The blue chickens by the Chinese woman stare across at the large plastic vats of pickles surrounded by a crowd. The seller, Chinese-speaking, is trying to get people to be orderly. But it's hard to hold back when you see deep barrels being emptied: the barrel of fermented tofu, four feet deep, was being scraped clean. The vats of pickles were also going fast.
Then there was the prepared food, being cooked right there. Women in headscarves fry beautiful little samosas and Shan tofu, others serve soup in wide white ceramic bowls or grill flattened black rice cakes, or fresh corn fritters. I bought a small bag of freshly hot black sticky-rice doughnuts, as a tip of the hat to Robyn Eckhardt and Dave Hagerman, whose favorites they are; I knew they were at the same time in a plane flying to Turkey, headed far from the delights of palm sugar syrup and rice doughnuts. I also had a generous bowl of mohinga, Burmese soup over fine fresh rice noodles, with bits of banana stem in the soup and crispy wide soy bean crackers to break up into it for crunch. Even full to bursting I couldn't resist a couple of pieces of semolina cake, a Burmese treat. I ate half one piece with my traditional Thai coffee and scarfed down the rest later in the day.
But then other temptations appeared as I kept wandering: small cubes of fried tofu; some nanpyar, Burmese style flatbreads... I resisted the air-dried strips of spiced beef, the Shan tofu, both fresh and deep-fried, the luxurious smooth Shan soup, usually my choice; as well as stacks of fresh fruit. I did buy a beautiful almost perfectly round avocado, hass -style. And to go with it I picked out a handful of small limes.
The crowd was dense and very focussed on the food. Chinese New Year meant there were more buyers and more sellers that usual. I saw several young Lisu men in New Year's finery: one had lime green draping swaying pants on; the other had shiny pale blue with silver speckles pants,very dashing and eye-catching.
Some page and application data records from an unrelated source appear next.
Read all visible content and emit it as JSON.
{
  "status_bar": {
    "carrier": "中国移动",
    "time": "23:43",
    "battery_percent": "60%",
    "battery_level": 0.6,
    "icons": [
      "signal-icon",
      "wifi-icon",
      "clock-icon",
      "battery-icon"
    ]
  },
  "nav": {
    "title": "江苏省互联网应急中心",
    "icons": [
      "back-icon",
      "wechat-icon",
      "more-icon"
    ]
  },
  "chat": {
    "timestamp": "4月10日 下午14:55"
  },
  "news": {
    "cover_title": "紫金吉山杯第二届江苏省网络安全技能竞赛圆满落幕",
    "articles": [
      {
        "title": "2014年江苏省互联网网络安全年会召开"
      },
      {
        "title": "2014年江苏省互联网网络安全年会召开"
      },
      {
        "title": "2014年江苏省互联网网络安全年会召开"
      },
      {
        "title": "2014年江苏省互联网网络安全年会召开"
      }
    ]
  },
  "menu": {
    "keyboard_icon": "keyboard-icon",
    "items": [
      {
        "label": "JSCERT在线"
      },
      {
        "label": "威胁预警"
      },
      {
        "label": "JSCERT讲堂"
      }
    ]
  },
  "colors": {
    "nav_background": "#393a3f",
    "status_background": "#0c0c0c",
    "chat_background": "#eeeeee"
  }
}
Now two days later I've just eaten the avo, shared it with Fern, my friend and collaborator on immersethrough. We mashed it coarsely, added a dash of fish sauce, lots of squeezed lime juice, and some freshly pounded black pepper that my friend Allison gave me. She'd bought it in Cambodia, a place known for its peppercorns. The avo was perfect (Fern has taken the pit away to see if she can get it to germinate) and I'm feeling very well fed.
The firworks have started pop-pop-popping and bursting with a loud bang as the town revs up for Chinese New Year. We’re headed out of the year of the rabbit and into the year of the dragon, traditionally viewed as powerful and very auspicious. I’m just hoping for a year with fewer world-wide catastrophes, better outcomes in Syria and Egypt and neighbours, and continued progress in Burma’s process of opening up and democratizing. I guess I’m saying, let’s hope for some reasoned and reasonable peace in Burma and everywhere else, and for the strength to cope with grace when things don’t go our way.
Happy new year everyone….
AND A POST-SCRIPT: My Burma cookbook is now in design, so exciting, and we now have a title, for sure and final, which pleases me enormously. It's called PINCH OF TURMERIC, SQUEEZE OF LIME: Recipes and Travel tales from Burma
I can't wait to see the galleys, which are due to arrive in a week or so. Whew!